== Segment start ==

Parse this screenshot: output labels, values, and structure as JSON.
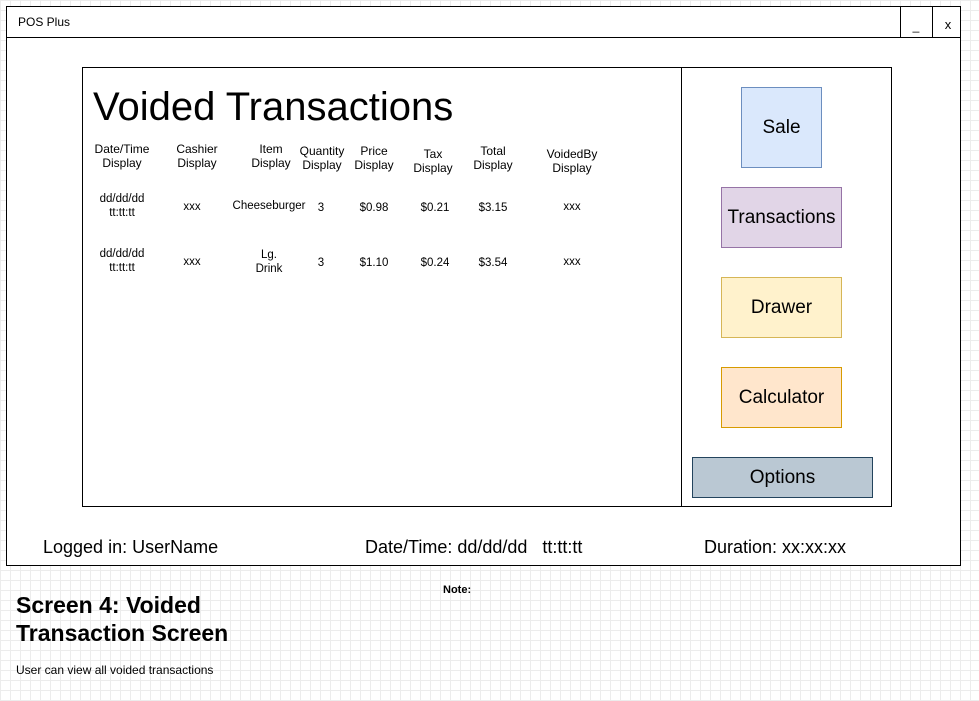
{
  "window": {
    "title": "POS Plus",
    "minimize_label": "_",
    "close_label": "x"
  },
  "main": {
    "title": "Voided Transactions",
    "columns": [
      [
        "Date/Time",
        "Display"
      ],
      [
        "Cashier",
        "Display"
      ],
      [
        "Item",
        "Display"
      ],
      [
        "Quantity",
        "Display"
      ],
      [
        "Price",
        "Display"
      ],
      [
        "Tax",
        "Display"
      ],
      [
        "Total",
        "Display"
      ],
      [
        "VoidedBy",
        "Display"
      ]
    ],
    "rows": [
      [
        [
          "dd/dd/dd",
          "tt:tt:tt"
        ],
        [
          "xxx"
        ],
        [
          "Cheeseburger"
        ],
        [
          "3"
        ],
        [
          "$0.98"
        ],
        [
          "$0.21"
        ],
        [
          "$3.15"
        ],
        [
          "xxx"
        ]
      ],
      [
        [
          "dd/dd/dd",
          "tt:tt:tt"
        ],
        [
          "xxx"
        ],
        [
          "Lg.",
          "Drink"
        ],
        [
          "3"
        ],
        [
          "$1.10"
        ],
        [
          "$0.24"
        ],
        [
          "$3.54"
        ],
        [
          "xxx"
        ]
      ]
    ]
  },
  "sidebar": {
    "sale": "Sale",
    "transactions": "Transactions",
    "drawer": "Drawer",
    "calculator": "Calculator",
    "options": "Options",
    "colors": {
      "sale": "#dae8fc",
      "transactions": "#e1d5e7",
      "drawer": "#fff2cc",
      "calculator": "#ffe6cc",
      "options": "#bac8d3"
    }
  },
  "status": {
    "logged_in": "Logged in: UserName",
    "datetime": "Date/Time: dd/dd/dd   tt:tt:tt",
    "duration": "Duration: xx:xx:xx"
  },
  "annotation": {
    "title_line1": "Screen 4: Voided",
    "title_line2": "Transaction Screen",
    "description": "User can view all voided transactions",
    "note_label": "Note:"
  }
}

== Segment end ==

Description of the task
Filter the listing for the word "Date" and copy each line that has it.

Response to the task
        "Date/Time",
    "datetime": "Date/Time: dd/dd/dd   tt:tt:tt",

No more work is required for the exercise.